What is being asked: Would you copy all lines in the data that contain the word "Designers"?

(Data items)

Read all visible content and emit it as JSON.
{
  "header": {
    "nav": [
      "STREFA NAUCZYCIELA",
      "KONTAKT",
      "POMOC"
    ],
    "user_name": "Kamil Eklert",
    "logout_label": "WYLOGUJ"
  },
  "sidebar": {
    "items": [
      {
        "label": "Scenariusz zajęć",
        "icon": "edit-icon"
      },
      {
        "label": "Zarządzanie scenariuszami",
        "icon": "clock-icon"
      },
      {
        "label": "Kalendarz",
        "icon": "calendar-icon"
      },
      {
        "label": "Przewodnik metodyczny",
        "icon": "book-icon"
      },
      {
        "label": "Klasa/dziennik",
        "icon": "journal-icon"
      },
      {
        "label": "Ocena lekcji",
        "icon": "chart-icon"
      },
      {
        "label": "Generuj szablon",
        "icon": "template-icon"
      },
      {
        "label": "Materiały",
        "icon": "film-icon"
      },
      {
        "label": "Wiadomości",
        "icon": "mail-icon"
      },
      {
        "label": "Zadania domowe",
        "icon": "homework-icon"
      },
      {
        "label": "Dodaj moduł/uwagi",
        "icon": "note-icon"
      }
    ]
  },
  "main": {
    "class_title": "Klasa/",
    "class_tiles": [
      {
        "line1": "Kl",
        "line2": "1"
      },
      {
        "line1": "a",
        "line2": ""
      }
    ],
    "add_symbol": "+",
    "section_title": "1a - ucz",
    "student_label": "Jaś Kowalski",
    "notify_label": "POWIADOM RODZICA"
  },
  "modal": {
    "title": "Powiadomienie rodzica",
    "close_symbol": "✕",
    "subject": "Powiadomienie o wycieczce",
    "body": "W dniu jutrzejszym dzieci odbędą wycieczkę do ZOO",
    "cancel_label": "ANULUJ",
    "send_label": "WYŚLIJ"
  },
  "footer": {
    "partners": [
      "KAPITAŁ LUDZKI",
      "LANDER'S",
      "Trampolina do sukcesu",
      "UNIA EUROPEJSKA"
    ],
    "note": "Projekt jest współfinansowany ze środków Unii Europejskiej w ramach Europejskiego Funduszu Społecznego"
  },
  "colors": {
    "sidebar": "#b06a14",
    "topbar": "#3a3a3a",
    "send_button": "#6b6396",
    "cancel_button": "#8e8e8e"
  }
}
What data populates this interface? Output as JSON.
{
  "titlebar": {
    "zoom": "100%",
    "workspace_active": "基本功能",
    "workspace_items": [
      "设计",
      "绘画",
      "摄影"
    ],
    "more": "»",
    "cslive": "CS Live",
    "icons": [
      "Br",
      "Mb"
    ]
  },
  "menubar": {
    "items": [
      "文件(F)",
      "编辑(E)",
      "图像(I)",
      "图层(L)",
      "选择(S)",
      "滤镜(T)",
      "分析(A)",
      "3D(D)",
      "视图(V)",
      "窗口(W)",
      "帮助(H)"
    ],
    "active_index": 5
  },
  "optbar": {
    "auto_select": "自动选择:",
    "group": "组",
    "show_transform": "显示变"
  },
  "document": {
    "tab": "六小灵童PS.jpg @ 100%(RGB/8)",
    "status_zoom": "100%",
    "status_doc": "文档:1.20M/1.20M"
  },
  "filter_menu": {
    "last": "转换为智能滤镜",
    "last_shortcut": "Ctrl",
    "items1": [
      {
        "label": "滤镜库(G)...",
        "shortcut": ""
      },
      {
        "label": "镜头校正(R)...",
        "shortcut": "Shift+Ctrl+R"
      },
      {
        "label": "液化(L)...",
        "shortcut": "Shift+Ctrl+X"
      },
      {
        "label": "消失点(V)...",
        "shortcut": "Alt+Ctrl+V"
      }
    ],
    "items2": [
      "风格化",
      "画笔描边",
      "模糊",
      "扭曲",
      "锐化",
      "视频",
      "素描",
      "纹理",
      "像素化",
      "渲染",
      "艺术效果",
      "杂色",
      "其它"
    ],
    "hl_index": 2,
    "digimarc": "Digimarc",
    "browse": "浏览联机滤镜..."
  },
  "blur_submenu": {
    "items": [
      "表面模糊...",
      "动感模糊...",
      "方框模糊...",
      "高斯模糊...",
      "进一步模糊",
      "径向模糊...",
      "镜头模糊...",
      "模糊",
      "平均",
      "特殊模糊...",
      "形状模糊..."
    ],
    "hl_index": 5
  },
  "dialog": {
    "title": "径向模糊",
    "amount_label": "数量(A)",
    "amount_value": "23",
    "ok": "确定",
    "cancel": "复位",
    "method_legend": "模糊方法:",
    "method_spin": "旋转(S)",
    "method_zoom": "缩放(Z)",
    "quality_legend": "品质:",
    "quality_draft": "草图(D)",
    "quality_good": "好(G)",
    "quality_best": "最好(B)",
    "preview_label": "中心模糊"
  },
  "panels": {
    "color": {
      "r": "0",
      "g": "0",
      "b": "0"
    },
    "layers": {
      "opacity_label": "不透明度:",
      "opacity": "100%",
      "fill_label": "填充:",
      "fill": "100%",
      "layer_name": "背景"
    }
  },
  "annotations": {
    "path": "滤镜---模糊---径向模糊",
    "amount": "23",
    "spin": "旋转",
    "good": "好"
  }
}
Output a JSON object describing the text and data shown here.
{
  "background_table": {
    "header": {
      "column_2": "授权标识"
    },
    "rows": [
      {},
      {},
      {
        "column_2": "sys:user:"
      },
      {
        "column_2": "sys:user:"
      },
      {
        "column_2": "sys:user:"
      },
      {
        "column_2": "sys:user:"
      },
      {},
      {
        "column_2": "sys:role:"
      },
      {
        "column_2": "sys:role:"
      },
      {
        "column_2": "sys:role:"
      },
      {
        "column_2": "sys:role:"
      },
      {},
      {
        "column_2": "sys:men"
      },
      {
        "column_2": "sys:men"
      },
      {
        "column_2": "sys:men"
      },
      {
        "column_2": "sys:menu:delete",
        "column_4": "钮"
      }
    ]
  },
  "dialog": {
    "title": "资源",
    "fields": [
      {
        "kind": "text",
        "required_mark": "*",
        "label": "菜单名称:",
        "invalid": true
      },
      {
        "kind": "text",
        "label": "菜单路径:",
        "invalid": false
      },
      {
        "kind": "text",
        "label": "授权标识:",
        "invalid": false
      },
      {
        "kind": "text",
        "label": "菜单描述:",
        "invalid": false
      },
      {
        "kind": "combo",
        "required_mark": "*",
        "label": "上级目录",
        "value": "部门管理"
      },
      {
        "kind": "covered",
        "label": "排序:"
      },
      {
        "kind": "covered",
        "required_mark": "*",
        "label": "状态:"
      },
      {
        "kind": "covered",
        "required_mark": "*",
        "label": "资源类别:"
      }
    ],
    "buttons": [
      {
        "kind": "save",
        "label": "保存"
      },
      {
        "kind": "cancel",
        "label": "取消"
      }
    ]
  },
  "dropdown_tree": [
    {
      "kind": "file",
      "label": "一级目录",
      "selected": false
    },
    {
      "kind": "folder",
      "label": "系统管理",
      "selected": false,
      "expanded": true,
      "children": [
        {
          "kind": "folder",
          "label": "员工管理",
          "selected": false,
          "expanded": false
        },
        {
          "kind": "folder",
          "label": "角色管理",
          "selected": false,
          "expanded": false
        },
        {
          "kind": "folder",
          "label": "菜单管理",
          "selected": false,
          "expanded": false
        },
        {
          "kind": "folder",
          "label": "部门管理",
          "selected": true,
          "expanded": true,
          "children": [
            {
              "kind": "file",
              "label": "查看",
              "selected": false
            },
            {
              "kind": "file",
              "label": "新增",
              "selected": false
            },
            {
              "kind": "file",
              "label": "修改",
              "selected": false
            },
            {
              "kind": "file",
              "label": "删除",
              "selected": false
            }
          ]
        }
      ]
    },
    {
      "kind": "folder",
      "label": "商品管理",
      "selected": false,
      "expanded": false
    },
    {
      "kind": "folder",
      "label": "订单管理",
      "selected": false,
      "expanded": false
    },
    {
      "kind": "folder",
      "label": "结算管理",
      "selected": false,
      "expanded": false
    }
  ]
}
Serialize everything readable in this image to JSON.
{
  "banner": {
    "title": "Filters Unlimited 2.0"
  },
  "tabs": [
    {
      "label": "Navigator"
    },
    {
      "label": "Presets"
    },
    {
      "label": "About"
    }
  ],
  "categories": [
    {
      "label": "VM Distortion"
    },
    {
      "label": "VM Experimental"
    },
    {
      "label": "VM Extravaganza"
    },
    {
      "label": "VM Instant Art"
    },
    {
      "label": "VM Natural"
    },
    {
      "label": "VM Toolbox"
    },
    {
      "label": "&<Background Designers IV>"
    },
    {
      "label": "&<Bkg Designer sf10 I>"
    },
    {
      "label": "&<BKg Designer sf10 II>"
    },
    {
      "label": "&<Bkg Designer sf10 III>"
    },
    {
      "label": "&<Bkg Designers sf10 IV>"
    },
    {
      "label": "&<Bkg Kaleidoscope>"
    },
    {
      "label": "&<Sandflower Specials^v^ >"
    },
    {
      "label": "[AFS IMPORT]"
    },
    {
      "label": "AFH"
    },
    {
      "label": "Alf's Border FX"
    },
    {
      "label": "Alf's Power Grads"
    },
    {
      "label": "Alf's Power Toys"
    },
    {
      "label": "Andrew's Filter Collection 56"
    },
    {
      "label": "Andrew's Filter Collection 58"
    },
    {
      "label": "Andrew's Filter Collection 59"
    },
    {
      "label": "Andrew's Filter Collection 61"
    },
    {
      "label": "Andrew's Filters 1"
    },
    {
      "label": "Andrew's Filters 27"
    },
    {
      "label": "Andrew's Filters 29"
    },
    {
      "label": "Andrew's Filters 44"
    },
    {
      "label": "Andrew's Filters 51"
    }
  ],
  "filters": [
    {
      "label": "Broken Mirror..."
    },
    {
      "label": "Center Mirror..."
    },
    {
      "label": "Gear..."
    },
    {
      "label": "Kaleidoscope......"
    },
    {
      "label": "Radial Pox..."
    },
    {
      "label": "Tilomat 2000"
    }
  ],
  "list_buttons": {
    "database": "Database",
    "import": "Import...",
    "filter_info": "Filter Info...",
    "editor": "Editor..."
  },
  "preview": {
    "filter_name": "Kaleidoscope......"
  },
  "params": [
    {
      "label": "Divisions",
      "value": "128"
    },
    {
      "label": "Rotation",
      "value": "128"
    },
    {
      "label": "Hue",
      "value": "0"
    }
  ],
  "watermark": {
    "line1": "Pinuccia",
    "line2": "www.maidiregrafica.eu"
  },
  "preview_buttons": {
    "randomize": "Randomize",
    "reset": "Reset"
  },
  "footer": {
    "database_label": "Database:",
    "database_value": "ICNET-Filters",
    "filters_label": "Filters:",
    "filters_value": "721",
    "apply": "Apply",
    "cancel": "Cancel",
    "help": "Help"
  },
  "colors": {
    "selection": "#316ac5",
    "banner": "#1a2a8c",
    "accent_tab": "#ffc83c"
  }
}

Output for this task:
      "label": "&<Background Designers IV>"
      "label": "&<Bkg Designers sf10 IV>"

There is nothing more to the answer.